There are mixed studies linking high cholesterol levels and the risk of stroke, with more recent ones suggesting high LDL (bad cholesterol) levels may cause nonbleeding strokes. (6)
High cholesterol levels can be managed by leading a healthy lifestyle that includes consuming a diet of fiber-rich fruits and vegetables. Exercising for at least 150 minutes each week and avoiding high-fat foods are also important. (7)
4. Increase physical activity
Low levels of physical activity can lead to overweight and obesity, which are considered the second most preventable leading cause of death worldwide. A diet high in fat and sugar, overeating, consuming highly processed foods, and low physical activity are all attributing factors to obesity. (8)
Weight management is critical for people with overweight and obesity to reduce their risk of stroke and associated complications. Strategic and tailored weight loss plans are beneficial as they take into account personal factors and challenges regarding dietary and lifestyle modifications. (9)
5. Reduce inflammation in the body
Inflammation in the body is a result of the body’s immune response to unmanaged chronic illness or foreign bodies. The substances generated as a result of inflammation can cause tissue injury and ultimately increases the risk of stroke. (10)
In addition, inflammation can cause body pain, tiredness, sleeplessness, depression and anxiety, stomach distress, weight gain, and frequent infections. (11)
Consuming foods that are anti-inflammatory is the best way to combat inflammation. (11) Anti-inflammatory foods include:
- High-fiber foods such as whole grains, fruits, and vegetables
- Low-fat foods
- Nuts and seeds
- Green and black tea
- Omega-3 fatty acids from walnuts and fish oil
In addition, exercise is useful in reducing inflammation and preventing the risk of stroke and other diseases.
6. Limit alcohol consumption and avoid substance abuse
The relationship between alcohol consumption and the risk of stroke is a debated topic.
Some studies suggest low and moderate alcohol consumption (<2 drinks per week) reduces the risk of stroke; however, excessive alcohol (>4 drinks per week) can worsen it. (12)
Drug abusers also have an increased risk of stroke and other diseases. This is particularly worse for younger adults as drug abuse is more likely to be common in them. (13)
7. Avoid smoking
Smokers also have an increased risk of stroke as compared to nonsmokers, with 5 cigarettes per day increasing the risk by 12%. (14)
Studies have found passive smokers to have a 45% increased risk of stroke as well. (14) People suffering from chronic illness can also worsen their symptoms by smoking and are highly encouraged to quit.
Most-Asked Questions About a Stroke
Can a person recover after a stroke?
Recovery after a stroke depends on how severe the stroke had been and how long it took to diagnose.

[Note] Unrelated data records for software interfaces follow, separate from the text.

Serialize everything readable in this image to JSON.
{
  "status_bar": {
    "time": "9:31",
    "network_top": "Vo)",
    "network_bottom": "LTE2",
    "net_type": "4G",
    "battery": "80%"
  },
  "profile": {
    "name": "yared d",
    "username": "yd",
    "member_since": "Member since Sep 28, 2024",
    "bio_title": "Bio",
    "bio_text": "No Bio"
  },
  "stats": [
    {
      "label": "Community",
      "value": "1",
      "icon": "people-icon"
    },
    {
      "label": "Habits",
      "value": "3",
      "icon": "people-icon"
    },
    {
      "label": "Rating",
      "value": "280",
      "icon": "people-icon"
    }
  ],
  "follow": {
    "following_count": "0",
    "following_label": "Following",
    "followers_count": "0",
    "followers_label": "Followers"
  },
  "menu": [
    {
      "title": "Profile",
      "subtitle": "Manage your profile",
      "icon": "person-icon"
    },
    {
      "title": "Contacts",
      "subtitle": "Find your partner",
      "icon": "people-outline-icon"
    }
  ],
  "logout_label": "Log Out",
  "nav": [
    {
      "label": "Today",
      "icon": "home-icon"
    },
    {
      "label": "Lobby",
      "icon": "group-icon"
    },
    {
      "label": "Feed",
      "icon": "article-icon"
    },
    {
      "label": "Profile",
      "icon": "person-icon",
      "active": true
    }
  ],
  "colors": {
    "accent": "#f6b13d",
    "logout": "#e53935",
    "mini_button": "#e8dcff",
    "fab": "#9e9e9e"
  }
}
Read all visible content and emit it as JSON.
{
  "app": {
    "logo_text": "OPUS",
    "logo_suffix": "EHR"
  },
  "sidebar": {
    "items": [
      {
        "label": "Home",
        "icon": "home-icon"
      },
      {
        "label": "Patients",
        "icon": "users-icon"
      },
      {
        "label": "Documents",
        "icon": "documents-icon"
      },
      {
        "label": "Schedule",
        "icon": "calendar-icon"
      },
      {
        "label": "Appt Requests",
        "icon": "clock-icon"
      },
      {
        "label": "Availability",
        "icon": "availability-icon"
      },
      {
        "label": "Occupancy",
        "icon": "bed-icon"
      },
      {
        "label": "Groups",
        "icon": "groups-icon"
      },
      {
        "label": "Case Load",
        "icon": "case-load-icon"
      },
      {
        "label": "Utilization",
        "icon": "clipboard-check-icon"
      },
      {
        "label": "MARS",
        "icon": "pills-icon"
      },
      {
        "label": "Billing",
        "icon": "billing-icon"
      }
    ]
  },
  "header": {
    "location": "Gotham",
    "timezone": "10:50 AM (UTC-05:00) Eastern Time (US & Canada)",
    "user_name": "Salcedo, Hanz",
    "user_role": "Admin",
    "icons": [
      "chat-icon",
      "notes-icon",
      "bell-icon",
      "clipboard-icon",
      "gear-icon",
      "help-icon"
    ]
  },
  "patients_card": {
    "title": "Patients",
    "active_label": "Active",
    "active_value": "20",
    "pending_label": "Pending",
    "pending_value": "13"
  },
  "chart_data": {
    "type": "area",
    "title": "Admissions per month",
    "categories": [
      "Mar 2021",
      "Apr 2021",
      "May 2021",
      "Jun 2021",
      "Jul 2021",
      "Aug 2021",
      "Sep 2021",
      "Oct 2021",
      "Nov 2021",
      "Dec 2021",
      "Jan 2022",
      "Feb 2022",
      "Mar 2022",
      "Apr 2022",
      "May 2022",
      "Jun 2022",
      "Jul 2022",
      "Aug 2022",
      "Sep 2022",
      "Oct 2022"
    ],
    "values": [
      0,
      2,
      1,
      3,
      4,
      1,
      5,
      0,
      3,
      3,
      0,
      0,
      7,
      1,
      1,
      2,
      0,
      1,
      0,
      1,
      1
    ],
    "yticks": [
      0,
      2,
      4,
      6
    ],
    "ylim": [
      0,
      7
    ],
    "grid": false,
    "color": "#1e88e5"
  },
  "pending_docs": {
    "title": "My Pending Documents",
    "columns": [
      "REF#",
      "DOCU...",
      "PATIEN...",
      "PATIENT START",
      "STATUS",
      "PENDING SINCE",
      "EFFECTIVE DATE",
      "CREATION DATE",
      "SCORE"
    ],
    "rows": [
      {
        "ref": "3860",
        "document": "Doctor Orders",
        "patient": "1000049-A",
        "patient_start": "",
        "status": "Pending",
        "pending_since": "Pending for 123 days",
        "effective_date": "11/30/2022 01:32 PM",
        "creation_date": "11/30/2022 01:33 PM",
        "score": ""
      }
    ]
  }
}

Oftentimes, a stroke may leave a person disabled. It is better to consult your doctor to identify a rehabilitation plan suited to your needs.
What foods should people who have suffered from a stroke avoid?
As discussed in this article, risk factors for stroke arise from the consumption of highly processed, high-salt, and high-fat foods. Chips, packaged foods, and ready-to-eat meals should generally be avoided.
Your focus should be on choosing high-fiber foods with healthy fats from nuts and seeds, whole-grain meals, and good-quality protein sources such as lean meats, legumes, beans, and pulses.
A stroke is one of the most deadly occurrences that can leave a long-lasting impact on a person even after the incident. Common risk factors for stroke include high blood pressure and high body weight.
Modern Western diets with their high fat and high salt content can be very damaging to health. It is important to consume a healthy well-balanced diet abundant in fiber-rich foods and without added sugar to reduce the risk of strokes.